cosa-sina=0

or

cosa+sina=1

how to find a?

the only why which i came out with is to square, but i think if i do so i'll lose (not always but sometimes) several meanings of a..

i hope you understood what i was trying to say (Nod)

Printable View

- October 30th 2008, 06:32 AMpatrankatrigonometry
cosa-sina=0

or

cosa+sina=1

how to find a?

the only why which i came out with is to square, but i think if i do so i'll lose (not always but sometimes) several meanings of a..

i hope you understood what i was trying to say (Nod) - October 30th 2008, 06:56 AMajj86Solution
cosa-sina=0

or

cosa+sina=1

I was thinking you could square the bottom equation to get:

(cosa)^2 + 2cosasina + (sina)^2 = 1

Group terms to get:

(cosa)^2 + (sina)^2 + 2cosasina = 1

The first two terms form the identity:

(cosa)^2 + (sina)^2 = 1

So, using substitution:

1 + 2cosasina = 1

which reduces to:

2cosasina = 0

Now, the above forms the double angle identity:

sin2a = 2sinacosa

So, using substitution:

sin2a = 0

Now, we have to figure what angles would cause sin2a = 0:

0, +/- Pi/2, +/- Pi, +/- 3Pi/2,...

Normally, these angles would cause sin to equal 1 or -1, but since it is 2 times the angle it causes sin2a to equal zero.

a is written of the form:

a = +/- (n*Pi/2) for some n = 0, +/-1, +/-2,...

Part 2.

Do the same for the first equation:

(cosa)^2 - 2cosasina + (sina)^2 = 0

Again, use the identity:

(cosa)^2 + (sina)^2 = 1

Substitute:

1-2cosasina = 0

Add 2cosasina to both sides:

2cosasina = 1

Use the double angle formula:

sin2a =1

Now, we have to find what values will cause sin2a to equal 1:

Pi/4, 5Pi/4, 9Pi/4...

This is true because when the angle is multiplied by 2, it will be of the form n*Pi/2, which causes sin to equal 1 only when it is on the positive y axis. Otherwise, if 3Pi/4 were included, for example, it would cause sin2a to equal -1 because it would be the negative y axis.

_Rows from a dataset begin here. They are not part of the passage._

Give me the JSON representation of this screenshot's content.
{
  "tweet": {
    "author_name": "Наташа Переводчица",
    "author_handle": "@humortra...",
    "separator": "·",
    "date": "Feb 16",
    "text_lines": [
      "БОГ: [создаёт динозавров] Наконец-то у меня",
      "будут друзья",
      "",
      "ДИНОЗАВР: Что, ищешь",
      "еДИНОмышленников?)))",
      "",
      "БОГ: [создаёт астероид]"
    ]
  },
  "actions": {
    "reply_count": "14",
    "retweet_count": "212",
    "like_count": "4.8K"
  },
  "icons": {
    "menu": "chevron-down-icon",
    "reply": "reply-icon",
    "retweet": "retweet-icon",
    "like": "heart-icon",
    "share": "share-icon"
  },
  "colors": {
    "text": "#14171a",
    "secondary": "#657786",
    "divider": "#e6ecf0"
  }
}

So, a is expressed as:

a = n*Pi/4 for some n = 1,5,9,...